== Supplied material

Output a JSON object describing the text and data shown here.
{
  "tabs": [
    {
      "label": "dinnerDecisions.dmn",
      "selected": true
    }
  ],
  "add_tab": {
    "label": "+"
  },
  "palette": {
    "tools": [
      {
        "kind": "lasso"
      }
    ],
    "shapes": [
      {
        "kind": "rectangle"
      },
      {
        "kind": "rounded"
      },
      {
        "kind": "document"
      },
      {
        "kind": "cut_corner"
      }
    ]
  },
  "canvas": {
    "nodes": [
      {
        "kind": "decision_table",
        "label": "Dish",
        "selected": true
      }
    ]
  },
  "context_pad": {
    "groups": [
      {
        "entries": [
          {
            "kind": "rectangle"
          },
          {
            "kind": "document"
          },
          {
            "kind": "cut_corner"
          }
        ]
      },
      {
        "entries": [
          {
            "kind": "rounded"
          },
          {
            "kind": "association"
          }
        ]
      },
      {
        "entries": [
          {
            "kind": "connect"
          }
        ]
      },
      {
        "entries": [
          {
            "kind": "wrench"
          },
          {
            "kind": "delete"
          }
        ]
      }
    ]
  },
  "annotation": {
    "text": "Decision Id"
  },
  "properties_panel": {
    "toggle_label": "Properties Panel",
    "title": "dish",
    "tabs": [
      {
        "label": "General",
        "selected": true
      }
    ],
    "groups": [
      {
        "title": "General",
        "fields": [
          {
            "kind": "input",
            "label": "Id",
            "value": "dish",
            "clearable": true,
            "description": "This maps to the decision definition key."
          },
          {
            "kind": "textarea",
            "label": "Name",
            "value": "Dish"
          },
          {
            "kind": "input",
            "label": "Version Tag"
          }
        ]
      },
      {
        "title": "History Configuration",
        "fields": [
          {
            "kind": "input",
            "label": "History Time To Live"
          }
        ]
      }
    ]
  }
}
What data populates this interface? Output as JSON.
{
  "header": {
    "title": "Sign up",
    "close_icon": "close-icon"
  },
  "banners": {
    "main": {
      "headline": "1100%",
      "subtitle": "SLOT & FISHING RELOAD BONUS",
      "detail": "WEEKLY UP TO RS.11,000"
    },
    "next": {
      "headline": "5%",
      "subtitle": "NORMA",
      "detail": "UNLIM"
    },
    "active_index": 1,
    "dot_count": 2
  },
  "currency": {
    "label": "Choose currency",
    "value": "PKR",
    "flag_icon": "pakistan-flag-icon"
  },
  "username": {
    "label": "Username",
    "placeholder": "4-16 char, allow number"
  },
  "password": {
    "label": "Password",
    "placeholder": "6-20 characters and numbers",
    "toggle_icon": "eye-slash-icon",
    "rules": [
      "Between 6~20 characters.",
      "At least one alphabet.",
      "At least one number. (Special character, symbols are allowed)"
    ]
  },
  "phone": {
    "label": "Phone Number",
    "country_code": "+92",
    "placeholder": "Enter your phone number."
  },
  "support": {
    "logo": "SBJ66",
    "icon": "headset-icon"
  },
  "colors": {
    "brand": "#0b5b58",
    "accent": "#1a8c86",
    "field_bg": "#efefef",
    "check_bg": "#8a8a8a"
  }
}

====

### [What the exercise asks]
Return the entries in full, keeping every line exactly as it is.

### [Solution for this task]
Output a JSON object describing the text and data shown here.
{
  "tabs": [
    {
      "label": "dinnerDecisions.dmn",
      "selected": true
    }
  ],
  "add_tab": {
    "label": "+"
  },
  "palette": {
    "tools": [
      {
        "kind": "lasso"
      }
    ],
    "shapes": [
      {
        "kind": "rectangle"
      },
      {
        "kind": "rounded"
      },
      {
        "kind": "document"
      },
      {
        "kind": "cut_corner"
      }
    ]
  },
  "canvas": {
    "nodes": [
      {
        "kind": "decision_table",
        "label": "Dish",
        "selected": true
      }
    ]
  },
  "context_pad": {
    "groups": [
      {
        "entries": [
          {
            "kind": "rectangle"
          },
          {
            "kind": "document"
          },
          {
            "kind": "cut_corner"
          }
        ]
      },
      {
        "entries": [
          {
            "kind": "rounded"
          },
          {
            "kind": "association"
          }
        ]
      },
      {
        "entries": [
          {
            "kind": "connect"
          }
        ]
      },
      {
        "entries": [
          {
            "kind": "wrench"
          },
          {
            "kind": "delete"
          }
        ]
      }
    ]
  },
  "annotation": {
    "text": "Decision Id"
  },
  "properties_panel": {
    "toggle_label": "Properties Panel",
    "title": "dish",
    "tabs": [
      {
        "label": "General",
        "selected": true
      }
    ],
    "groups": [
      {
        "title": "General",
        "fields": [
          {
            "kind": "input",
            "label": "Id",
            "value": "dish",
            "clearable": true,
            "description": "This maps to the decision definition key."
          },
          {
            "kind": "textarea",
            "label": "Name",
            "value": "Dish"
          },
          {
            "kind": "input",
            "label": "Version Tag"
          }
        ]
      },
      {
        "title": "History Configuration",
        "fields": [
          {
            "kind": "input",
            "label": "History Time To Live"
          }
        ]
      }
    ]
  }
}
What data populates this interface? Output as JSON.
{
  "header": {
    "title": "Sign up",
    "close_icon": "close-icon"
  },
  "banners": {
    "main": {
      "headline": "1100%",
      "subtitle": "SLOT & FISHING RELOAD BONUS",
      "detail": "WEEKLY UP TO RS.11,000"
    },
    "next": {
      "headline": "5%",
      "subtitle": "NORMA",
      "detail": "UNLIM"
    },
    "active_index": 1,
    "dot_count": 2
  },
  "currency": {
    "label": "Choose currency",
    "value": "PKR",
    "flag_icon": "pakistan-flag-icon"
  },
  "username": {
    "label": "Username",
    "placeholder": "4-16 char, allow number"
  },
  "password": {
    "label": "Password",
    "placeholder": "6-20 characters and numbers",
    "toggle_icon": "eye-slash-icon",
    "rules": [
      "Between 6~20 characters.",
      "At least one alphabet.",
      "At least one number. (Special character, symbols are allowed)"
    ]
  },
  "phone": {
    "label": "Phone Number",
    "country_code": "+92",
    "placeholder": "Enter your phone number."
  },
  "support": {
    "logo": "SBJ66",
    "icon": "headset-icon"
  },
  "colors": {
    "brand": "#0b5b58",
    "accent": "#1a8c86",
    "field_bg": "#efefef",
    "check_bg": "#8a8a8a"
  }
}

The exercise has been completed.